Goal of the exercise.
Your answer must contain each line of the data, copied exactly.

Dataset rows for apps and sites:

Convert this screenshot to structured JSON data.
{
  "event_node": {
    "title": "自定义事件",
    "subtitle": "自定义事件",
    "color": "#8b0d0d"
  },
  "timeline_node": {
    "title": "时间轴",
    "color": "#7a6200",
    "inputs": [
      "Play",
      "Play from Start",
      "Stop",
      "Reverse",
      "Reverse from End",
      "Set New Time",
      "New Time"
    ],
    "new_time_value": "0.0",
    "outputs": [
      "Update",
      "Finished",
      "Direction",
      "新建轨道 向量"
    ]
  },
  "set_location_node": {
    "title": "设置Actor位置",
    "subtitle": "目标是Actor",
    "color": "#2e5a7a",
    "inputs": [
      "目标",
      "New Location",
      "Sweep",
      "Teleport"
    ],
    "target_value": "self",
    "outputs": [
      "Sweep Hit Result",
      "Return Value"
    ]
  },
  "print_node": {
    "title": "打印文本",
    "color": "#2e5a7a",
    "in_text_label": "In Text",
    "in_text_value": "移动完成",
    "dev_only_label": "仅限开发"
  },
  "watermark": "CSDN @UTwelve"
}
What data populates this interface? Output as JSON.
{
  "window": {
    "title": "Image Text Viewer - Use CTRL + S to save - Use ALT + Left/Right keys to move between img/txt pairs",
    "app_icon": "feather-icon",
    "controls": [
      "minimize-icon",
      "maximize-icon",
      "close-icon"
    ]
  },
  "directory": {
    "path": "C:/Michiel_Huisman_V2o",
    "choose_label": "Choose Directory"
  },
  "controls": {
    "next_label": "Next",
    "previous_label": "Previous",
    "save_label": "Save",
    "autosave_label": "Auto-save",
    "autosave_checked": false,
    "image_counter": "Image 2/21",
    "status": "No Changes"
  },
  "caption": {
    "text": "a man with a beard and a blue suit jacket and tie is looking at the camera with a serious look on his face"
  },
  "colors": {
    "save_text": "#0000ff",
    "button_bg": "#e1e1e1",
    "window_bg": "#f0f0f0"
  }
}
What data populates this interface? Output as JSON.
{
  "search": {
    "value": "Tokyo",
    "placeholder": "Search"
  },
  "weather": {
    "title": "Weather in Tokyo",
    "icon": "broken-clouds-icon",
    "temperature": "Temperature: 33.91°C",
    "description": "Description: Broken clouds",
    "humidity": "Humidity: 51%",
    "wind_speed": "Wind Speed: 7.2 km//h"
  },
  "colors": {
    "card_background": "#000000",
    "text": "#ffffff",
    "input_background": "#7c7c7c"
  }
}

Written solution.
Convert this screenshot to structured JSON data.
{
  "event_node": {
    "title": "自定义事件",
    "subtitle": "自定义事件",
    "color": "#8b0d0d"
  },
  "timeline_node": {
    "title": "时间轴",
    "color": "#7a6200",
    "inputs": [
      "Play",
      "Play from Start",
      "Stop",
      "Reverse",
      "Reverse from End",
      "Set New Time",
      "New Time"
    ],
    "new_time_value": "0.0",
    "outputs": [
      "Update",
      "Finished",
      "Direction",
      "新建轨道 向量"
    ]
  },
  "set_location_node": {
    "title": "设置Actor位置",
    "subtitle": "目标是Actor",
    "color": "#2e5a7a",
    "inputs": [
      "目标",
      "New Location",
      "Sweep",
      "Teleport"
    ],
    "target_value": "self",
    "outputs": [
      "Sweep Hit Result",
      "Return Value"
    ]
  },
  "print_node": {
    "title": "打印文本",
    "color": "#2e5a7a",
    "in_text_label": "In Text",
    "in_text_value": "移动完成",
    "dev_only_label": "仅限开发"
  },
  "watermark": "CSDN @UTwelve"
}
What data populates this interface? Output as JSON.
{
  "window": {
    "title": "Image Text Viewer - Use CTRL + S to save - Use ALT + Left/Right keys to move between img/txt pairs",
    "app_icon": "feather-icon",
    "controls": [
      "minimize-icon",
      "maximize-icon",
      "close-icon"
    ]
  },
  "directory": {
    "path": "C:/Michiel_Huisman_V2o",
    "choose_label": "Choose Directory"
  },
  "controls": {
    "next_label": "Next",
    "previous_label": "Previous",
    "save_label": "Save",
    "autosave_label": "Auto-save",
    "autosave_checked": false,
    "image_counter": "Image 2/21",
    "status": "No Changes"
  },
  "caption": {
    "text": "a man with a beard and a blue suit jacket and tie is looking at the camera with a serious look on his face"
  },
  "colors": {
    "save_text": "#0000ff",
    "button_bg": "#e1e1e1",
    "window_bg": "#f0f0f0"
  }
}
What data populates this interface? Output as JSON.
{
  "search": {
    "value": "Tokyo",
    "placeholder": "Search"
  },
  "weather": {
    "title": "Weather in Tokyo",
    "icon": "broken-clouds-icon",
    "temperature": "Temperature: 33.91°C",
    "description": "Description: Broken clouds",
    "humidity": "Humidity: 51%",
    "wind_speed": "Wind Speed: 7.2 km//h"
  },
  "colors": {
    "card_background": "#000000",
    "text": "#ffffff",
    "input_background": "#7c7c7c"
  }
}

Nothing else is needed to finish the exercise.